Carol Kerven is a British applied social researcher in agricultural and livestock development. In 2001, Carol was working with livestock-keepers in Kazakhstan, which borders Kyrgyzstan. She invited her colleague, Professor Angus Russell, (developer of the Scottish cashmere goat breed) to join her there. While at a local market admiring the camels, Angus spied some scruffy little goats. It was springtime. He asked the older gentleman – an ‘aqsaqal’ in Kyrgyz – a ‘white beard’ (a term referring to a wise, older person of substance) if he could look at the goat. Angus parted the hair on the back of the little goat and turned to Carol, inquiring if she knew that these were cashmere goats. Carol had been working with livestock in the area for 5 years and had no idea. They gathered a bit of the molting cashmere and Angus took it back to the cashmere lab in Scotland. Results were that it was very fine cashmere indeed!
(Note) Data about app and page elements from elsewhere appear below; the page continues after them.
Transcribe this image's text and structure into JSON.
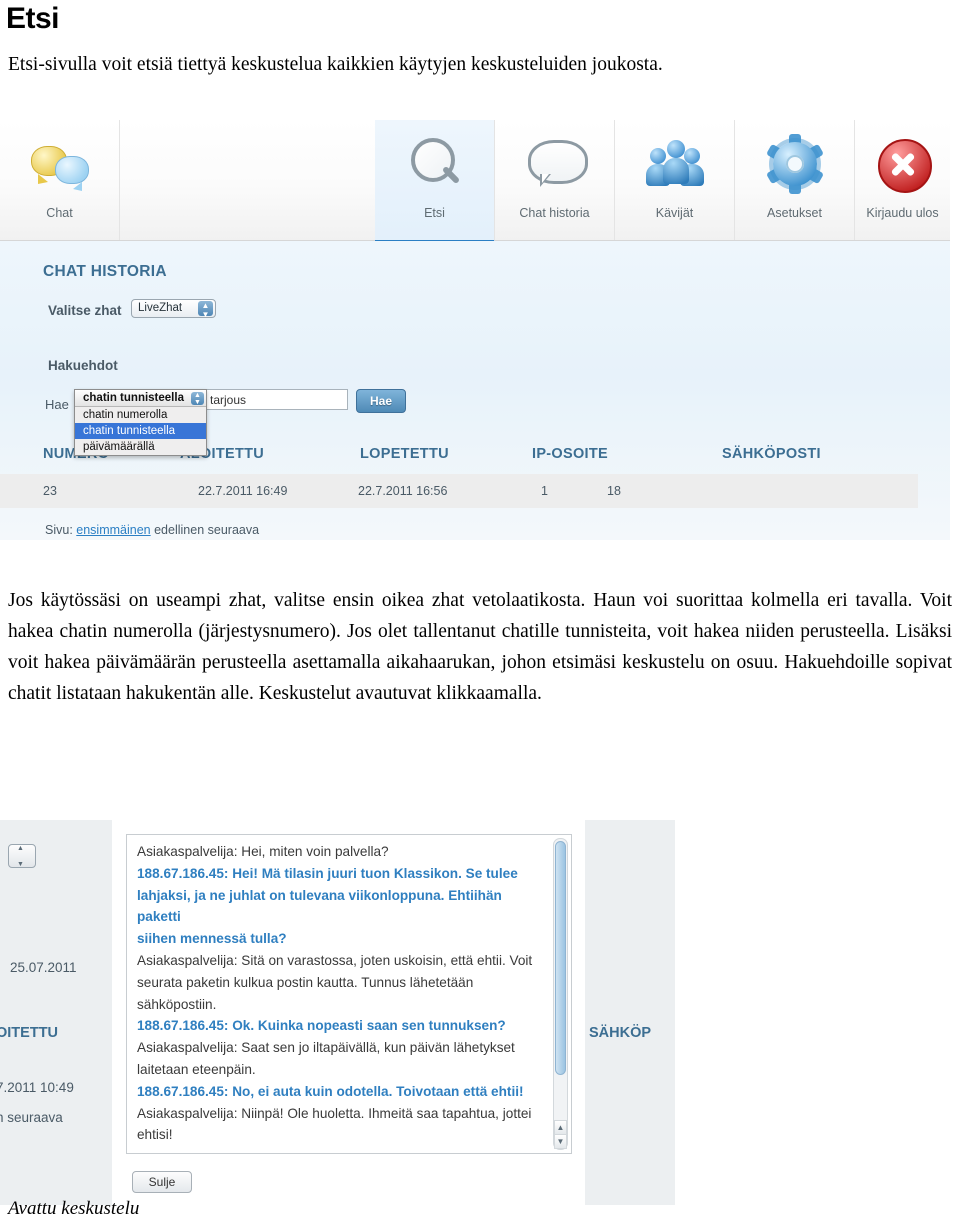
{
  "page": {
    "title": "Etsi",
    "intro": "Etsi-sivulla voit etsiä tiettyä keskustelua kaikkien käytyjen keskusteluiden joukosta.",
    "paragraph": "Jos käytössäsi on useampi zhat, valitse ensin oikea zhat vetolaatikosta. Haun voi suorittaa kolmella eri tavalla. Voit hakea chatin numerolla (järjestysnumero). Jos olet tallentanut chatille tunnisteita, voit hakea niiden perusteella. Lisäksi voit hakea päivämäärän perusteella asettamalla aikahaarukan, johon etsimäsi keskustelu on osuu. Hakuehdoille sopivat chatit listataan hakukentän alle. Keskustelut avautuvat klikkaamalla.",
    "caption": "Avattu keskustelu"
  },
  "screenshot1": {
    "toolbar": [
      {
        "label": "Chat",
        "icon": "chat-bubbles-icon",
        "active": false
      },
      {
        "label": "Etsi",
        "icon": "search-icon",
        "active": true
      },
      {
        "label": "Chat historia",
        "icon": "speech-bubble-icon",
        "active": false
      },
      {
        "label": "Kävijät",
        "icon": "users-icon",
        "active": false
      },
      {
        "label": "Asetukset",
        "icon": "gear-icon",
        "active": false
      },
      {
        "label": "Kirjaudu ulos",
        "icon": "close-circle-icon",
        "active": false
      }
    ],
    "section_title": "CHAT HISTORIA",
    "select_zhat_label": "Valitse zhat",
    "select_zhat_value": "LiveZhat",
    "search_conditions_label": "Hakuehdot",
    "hae_label": "Hae",
    "criteria_selected": "chatin tunnisteella",
    "criteria_options": [
      "chatin numerolla",
      "chatin tunnisteella",
      "päivämäärällä"
    ],
    "criteria_highlighted": "chatin tunnisteella",
    "query_value": "tarjous",
    "search_button": "Hae",
    "table_headers": [
      "NUMERO",
      "ALOITETTU",
      "LOPETETTU",
      "IP-OSOITE",
      "SÄHKÖPOSTI"
    ],
    "table_row": [
      "23",
      "22.7.2011 16:49",
      "22.7.2011 16:56",
      "1",
      "18"
    ],
    "paging_label": "Sivu:",
    "paging_links": [
      "ensimmäinen",
      "edellinen",
      "seuraava"
    ]
  },
  "screenshot2": {
    "left_date": "25.07.2011",
    "left_header": "OITETTU",
    "left_time": "7.2011 10:49",
    "left_paging": "n seuraava",
    "right_header": "SÄHKÖP",
    "close_button": "Sulje",
    "chat_lines": [
      {
        "speaker": "agent",
        "text": "Asiakaspalvelija: Hei, miten voin palvella?"
      },
      {
        "speaker": "customer",
        "text": "188.67.186.45: Hei! Mä tilasin juuri tuon Klassikon. Se tulee"
      },
      {
        "speaker": "customer",
        "text": "lahjaksi, ja ne juhlat on tulevana viikonloppuna. Ehtiihän paketti"
      },
      {
        "speaker": "customer",
        "text": "siihen mennessä tulla?"
      },
      {
        "speaker": "agent",
        "text": "Asiakaspalvelija: Sitä on varastossa, joten uskoisin, että ehtii. Voit"
      },
      {
        "speaker": "agent",
        "text": "seurata paketin kulkua postin kautta. Tunnus lähetetään"
      },
      {
        "speaker": "agent",
        "text": "sähköpostiin."
      },
      {
        "speaker": "customer",
        "text": "188.67.186.45: Ok. Kuinka nopeasti saan sen tunnuksen?"
      },
      {
        "speaker": "agent",
        "text": "Asiakaspalvelija: Saat sen jo iltapäivällä, kun päivän lähetykset"
      },
      {
        "speaker": "agent",
        "text": "laitetaan eteenpäin."
      },
      {
        "speaker": "customer",
        "text": "188.67.186.45: No, ei auta kuin odotella. Toivotaan että ehtii!"
      },
      {
        "speaker": "agent",
        "text": "Asiakaspalvelija: Niinpä! Ole huoletta. Ihmeitä saa tapahtua, jottei"
      },
      {
        "speaker": "agent",
        "text": "ehtisi!"
      }
    ]
  },
  "colors": {
    "accent": "#2b7fc4",
    "heading": "#3c6e92",
    "customer_text": "#2f7fc0"
  }
}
Sabyr Toigonbaev is a Kyrgyz livestock specialist and university instructor on the topic. In 2003, a German development project hired Sabyr for his animal expertise. The project’s plan was to bring cashmere goats to Kyrgyzstan from Mongolia. Sabyr began learning about cashmere. Of course, he was familiar with the local Kyrgyz goats (referred in Kyrgyz to as ‘jaidari’, meaning simply ‘local animal’). However, this was the first that Sabyr was exposed to the concept of cashmere as we know it. In Kyrgyz, cashmere would be termed 'tuvet' which means ‘down’ – or ‘soft fiber’.
Carol was already working with livestock-keepers in Kyrgyzstan and, back in Kazakhstan, had begun working with native cashmere goats. Carol and Sabyr’s paths crossed because of their individual endeavors. Carol invited Sabyr to join a small group to visit Mongolia in 2005, to learn about the Mongolian cashmere supply chain. By 2008, they actively began conducting the research that would bring about their work with shepherds and native goat breeding in Kyrgyzstan toward cashmere production. It was clear to both researchers that this endeavor was not about bringing in goats from elsewhere, which, as Carol described, would be like “bringing coal to West Virginia in the USA or Newcastle in Great Britain”. Rather, it was about developing the native resources at hand and preserving a native goat to the benefit of the shepherds.
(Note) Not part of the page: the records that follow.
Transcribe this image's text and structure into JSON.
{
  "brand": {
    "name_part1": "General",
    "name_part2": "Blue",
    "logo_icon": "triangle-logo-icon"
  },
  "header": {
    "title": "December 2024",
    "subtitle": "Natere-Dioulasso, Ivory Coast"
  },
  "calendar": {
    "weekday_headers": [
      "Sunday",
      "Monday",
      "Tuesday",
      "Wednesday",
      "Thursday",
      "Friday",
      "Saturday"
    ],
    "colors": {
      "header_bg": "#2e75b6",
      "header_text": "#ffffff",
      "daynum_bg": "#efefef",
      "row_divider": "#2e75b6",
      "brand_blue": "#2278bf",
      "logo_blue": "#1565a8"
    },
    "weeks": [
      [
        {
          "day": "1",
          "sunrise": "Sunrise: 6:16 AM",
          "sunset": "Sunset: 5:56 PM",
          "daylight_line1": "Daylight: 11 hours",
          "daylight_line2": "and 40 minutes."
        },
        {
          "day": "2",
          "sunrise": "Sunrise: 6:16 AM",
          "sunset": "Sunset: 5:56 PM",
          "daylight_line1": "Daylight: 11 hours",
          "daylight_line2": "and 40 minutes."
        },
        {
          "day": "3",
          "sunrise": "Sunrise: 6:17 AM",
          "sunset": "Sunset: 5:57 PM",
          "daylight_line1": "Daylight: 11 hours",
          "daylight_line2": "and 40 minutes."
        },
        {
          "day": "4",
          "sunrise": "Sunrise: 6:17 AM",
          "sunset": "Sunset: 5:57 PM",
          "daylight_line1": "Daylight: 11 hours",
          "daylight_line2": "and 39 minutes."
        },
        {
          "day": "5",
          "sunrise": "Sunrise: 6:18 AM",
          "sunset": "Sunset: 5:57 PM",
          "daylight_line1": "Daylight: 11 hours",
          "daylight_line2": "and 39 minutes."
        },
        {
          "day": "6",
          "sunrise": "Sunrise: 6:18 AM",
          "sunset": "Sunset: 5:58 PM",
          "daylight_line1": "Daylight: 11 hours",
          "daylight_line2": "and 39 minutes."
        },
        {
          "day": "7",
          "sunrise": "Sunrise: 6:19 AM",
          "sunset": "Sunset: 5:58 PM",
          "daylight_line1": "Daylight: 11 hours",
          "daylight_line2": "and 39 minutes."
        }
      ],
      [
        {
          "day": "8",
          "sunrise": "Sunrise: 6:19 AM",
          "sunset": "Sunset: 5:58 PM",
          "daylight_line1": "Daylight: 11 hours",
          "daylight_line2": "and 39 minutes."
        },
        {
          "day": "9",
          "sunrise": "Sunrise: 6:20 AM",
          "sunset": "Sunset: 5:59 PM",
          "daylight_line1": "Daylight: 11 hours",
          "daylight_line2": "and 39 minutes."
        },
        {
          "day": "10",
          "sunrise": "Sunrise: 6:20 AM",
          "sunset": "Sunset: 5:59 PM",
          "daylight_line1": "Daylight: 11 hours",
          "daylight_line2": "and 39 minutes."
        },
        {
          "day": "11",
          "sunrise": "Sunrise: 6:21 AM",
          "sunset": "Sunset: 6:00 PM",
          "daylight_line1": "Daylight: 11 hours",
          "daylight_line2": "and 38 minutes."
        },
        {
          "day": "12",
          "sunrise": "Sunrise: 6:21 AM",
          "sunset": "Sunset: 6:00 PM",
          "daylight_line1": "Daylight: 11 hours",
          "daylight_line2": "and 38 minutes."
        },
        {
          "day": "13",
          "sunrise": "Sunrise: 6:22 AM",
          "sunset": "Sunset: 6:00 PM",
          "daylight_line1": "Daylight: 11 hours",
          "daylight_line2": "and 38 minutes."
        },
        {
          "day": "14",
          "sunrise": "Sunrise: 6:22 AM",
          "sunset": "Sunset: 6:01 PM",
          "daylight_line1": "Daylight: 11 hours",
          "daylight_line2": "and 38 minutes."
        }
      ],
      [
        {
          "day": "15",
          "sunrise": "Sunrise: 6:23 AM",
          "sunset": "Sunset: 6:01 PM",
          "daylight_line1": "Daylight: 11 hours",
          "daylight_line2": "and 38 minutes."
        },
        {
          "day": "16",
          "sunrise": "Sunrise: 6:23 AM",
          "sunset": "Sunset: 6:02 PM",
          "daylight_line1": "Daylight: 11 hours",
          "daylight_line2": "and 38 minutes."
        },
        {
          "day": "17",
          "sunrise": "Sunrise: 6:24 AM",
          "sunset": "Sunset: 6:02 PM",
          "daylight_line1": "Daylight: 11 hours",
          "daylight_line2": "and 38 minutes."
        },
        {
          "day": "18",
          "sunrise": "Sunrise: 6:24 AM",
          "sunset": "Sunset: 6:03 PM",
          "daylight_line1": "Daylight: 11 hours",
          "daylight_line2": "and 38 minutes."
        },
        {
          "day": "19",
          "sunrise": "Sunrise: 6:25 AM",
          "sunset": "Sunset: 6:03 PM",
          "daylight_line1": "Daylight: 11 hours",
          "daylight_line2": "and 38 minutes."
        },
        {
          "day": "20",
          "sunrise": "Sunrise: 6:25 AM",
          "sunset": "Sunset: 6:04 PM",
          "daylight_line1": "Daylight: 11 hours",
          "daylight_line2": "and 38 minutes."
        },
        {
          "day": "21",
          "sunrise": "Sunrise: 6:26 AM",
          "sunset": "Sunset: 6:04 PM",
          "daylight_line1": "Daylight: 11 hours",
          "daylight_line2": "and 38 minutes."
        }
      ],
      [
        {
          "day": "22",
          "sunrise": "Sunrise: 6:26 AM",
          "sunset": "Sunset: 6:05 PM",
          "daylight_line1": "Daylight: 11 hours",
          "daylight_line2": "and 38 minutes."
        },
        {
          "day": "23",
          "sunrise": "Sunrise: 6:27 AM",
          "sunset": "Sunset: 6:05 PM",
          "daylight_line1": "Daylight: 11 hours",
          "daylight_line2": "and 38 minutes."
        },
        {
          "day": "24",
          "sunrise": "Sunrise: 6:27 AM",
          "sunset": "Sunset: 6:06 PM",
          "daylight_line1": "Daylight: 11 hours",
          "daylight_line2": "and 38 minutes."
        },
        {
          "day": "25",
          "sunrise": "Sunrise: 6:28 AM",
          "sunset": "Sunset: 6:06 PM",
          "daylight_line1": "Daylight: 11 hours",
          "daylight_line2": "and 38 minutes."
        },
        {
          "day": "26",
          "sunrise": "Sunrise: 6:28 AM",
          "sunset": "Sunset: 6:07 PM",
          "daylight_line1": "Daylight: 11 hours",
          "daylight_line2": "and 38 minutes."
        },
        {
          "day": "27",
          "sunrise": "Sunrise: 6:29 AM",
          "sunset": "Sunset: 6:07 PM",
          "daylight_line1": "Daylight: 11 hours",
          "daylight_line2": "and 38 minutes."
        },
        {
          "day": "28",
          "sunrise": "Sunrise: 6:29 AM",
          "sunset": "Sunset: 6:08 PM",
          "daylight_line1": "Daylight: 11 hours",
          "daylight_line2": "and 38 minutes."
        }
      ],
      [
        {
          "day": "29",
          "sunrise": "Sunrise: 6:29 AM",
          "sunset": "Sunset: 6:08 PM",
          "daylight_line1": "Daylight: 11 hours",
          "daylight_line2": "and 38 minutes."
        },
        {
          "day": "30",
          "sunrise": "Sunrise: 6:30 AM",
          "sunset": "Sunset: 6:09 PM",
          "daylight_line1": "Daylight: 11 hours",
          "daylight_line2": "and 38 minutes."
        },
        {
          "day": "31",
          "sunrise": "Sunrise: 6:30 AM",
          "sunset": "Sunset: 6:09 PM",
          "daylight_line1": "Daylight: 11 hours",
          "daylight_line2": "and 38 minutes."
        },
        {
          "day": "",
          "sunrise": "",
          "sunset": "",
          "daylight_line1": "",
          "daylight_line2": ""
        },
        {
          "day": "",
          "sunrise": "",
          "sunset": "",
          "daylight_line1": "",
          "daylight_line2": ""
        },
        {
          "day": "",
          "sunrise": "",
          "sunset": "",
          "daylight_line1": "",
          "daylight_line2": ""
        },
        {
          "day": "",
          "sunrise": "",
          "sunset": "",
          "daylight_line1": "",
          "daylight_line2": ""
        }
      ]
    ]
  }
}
High altitude Kyrgyz village all-black goat flock. Photo by Carol Kerven
Carol and Sabyr’s research established that the best cashmere-producing goats were found in southern Kyrgyzstan where high mountains separate shepherd villages from the rest of the country. The more remote the village, the more likely it was to find native cashmere-producing goats that hadn’t been cross-bred with Angora and other breeds, and who produced excellent quality fiber. Once the road of access ended to reach shepherds, it became too difficult for the Soviets to expand their systematic cross-breeding program. It was literally the mountains that saved the native goats.
From research to a cashmere program
As a result of their research, Carol and Sabyr sought to establish a native goat breeding program that would include shepherd training on best goat husbandry and collection practices, as well as education on the characteristics of high-quality cashmere. As researchers and livestock specialists, they could contribute in this way toward a plan that could provide shepherds with a sustainable income through cashmere, one that might supplement their income which was much reduced from Soviet days. For such a program to be of benefit to the shepherds, however, it needed cashmere buyers who would value the quality of fiber coming from the native goats and who would be willing to pay a premium to shepherds for the fiber.
This is where Sy Belohlavek, founder of June Cashmere, comes into the picture. In Part II, we’ll continue the story with how Carol and Sabyr met Sy, the establishment of Tuvet Cashmere and June Cashmere, as well as insight into shepherds’ thoughts about the programs and what is needed for this endeavor to continue.
Kerven et al. nitial Evaluation of the productivity and physical properties of a selection Kyrgyz cashmere goat breeding flock. Conference : IV. INTERNATIONAL EURASIAN AGRICULTUREANDNATURAL SCIENCESCONGRESS ONLINE, October 2020
Carol Kerven, Bruce McGregor and Sabyr Toigonbaev. Cashmere-producing goats in Central Asia and Afghanistan. In Animal Genetic Resources Information, 2009, 45, 15–27.